-- What you will do --
In the entries below, count the lines that hold the string "London" and state only that count.

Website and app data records
= Beginning of Section =

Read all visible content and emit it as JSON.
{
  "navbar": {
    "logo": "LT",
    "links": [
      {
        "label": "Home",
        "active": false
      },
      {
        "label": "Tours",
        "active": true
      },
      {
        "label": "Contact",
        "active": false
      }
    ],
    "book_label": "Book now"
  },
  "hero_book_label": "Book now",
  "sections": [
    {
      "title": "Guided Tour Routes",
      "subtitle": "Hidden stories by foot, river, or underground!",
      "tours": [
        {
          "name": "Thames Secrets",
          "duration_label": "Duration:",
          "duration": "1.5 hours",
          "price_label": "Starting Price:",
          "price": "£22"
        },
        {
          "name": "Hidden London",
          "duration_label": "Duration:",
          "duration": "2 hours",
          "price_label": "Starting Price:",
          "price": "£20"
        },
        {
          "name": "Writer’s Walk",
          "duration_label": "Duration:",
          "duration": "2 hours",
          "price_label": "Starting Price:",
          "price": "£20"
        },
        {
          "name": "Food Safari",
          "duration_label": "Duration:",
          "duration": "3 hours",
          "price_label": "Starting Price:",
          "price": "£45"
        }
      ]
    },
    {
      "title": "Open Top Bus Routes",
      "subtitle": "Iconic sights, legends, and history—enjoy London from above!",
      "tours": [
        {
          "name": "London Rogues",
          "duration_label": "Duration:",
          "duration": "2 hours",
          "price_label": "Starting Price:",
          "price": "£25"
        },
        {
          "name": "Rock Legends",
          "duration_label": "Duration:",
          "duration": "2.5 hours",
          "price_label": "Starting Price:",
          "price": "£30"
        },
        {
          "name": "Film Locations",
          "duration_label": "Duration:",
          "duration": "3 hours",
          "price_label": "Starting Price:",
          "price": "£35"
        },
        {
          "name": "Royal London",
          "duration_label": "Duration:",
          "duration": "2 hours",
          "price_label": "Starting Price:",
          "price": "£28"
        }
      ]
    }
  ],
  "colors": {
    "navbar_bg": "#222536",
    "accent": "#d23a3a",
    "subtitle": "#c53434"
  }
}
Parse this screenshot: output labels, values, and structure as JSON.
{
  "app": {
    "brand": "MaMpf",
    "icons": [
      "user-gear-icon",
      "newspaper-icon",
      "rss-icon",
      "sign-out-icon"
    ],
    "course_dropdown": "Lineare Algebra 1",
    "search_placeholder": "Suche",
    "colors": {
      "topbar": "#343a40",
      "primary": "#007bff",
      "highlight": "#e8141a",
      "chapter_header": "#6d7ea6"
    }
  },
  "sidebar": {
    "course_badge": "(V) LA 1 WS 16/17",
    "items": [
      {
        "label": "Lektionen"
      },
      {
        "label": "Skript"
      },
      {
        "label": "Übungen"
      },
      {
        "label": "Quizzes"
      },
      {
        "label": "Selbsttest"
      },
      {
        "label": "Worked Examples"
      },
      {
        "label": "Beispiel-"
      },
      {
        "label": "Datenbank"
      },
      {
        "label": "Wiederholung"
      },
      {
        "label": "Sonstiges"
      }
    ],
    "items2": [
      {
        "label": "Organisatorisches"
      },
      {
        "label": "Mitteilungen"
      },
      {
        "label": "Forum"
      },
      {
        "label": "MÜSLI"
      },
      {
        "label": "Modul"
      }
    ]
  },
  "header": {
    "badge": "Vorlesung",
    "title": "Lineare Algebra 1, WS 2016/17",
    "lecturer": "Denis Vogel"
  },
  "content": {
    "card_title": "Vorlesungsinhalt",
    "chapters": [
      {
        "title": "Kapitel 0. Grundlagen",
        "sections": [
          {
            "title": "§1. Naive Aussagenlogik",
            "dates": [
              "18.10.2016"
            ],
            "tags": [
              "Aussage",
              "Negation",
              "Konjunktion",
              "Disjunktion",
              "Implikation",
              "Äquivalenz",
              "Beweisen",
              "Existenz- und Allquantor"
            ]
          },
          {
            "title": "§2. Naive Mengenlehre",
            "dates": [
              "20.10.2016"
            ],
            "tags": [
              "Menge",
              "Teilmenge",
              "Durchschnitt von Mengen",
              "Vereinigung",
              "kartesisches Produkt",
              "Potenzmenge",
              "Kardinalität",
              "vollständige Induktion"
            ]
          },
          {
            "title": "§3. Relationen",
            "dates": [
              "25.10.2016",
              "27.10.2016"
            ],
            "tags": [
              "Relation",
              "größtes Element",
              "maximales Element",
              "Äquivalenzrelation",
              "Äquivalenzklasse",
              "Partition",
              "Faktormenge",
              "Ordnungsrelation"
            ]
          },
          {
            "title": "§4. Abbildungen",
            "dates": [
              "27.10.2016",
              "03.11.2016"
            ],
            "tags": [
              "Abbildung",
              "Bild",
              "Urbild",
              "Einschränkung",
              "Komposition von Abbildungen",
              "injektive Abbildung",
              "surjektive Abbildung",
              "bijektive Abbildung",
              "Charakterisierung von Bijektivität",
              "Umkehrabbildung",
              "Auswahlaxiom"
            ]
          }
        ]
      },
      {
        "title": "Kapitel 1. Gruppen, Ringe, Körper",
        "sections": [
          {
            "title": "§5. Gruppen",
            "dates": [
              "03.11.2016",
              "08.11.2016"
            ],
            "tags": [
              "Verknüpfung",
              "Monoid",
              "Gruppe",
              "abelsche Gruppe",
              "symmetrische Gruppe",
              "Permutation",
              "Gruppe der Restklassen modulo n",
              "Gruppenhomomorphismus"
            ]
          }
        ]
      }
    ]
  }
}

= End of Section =

-- Output of the task --
4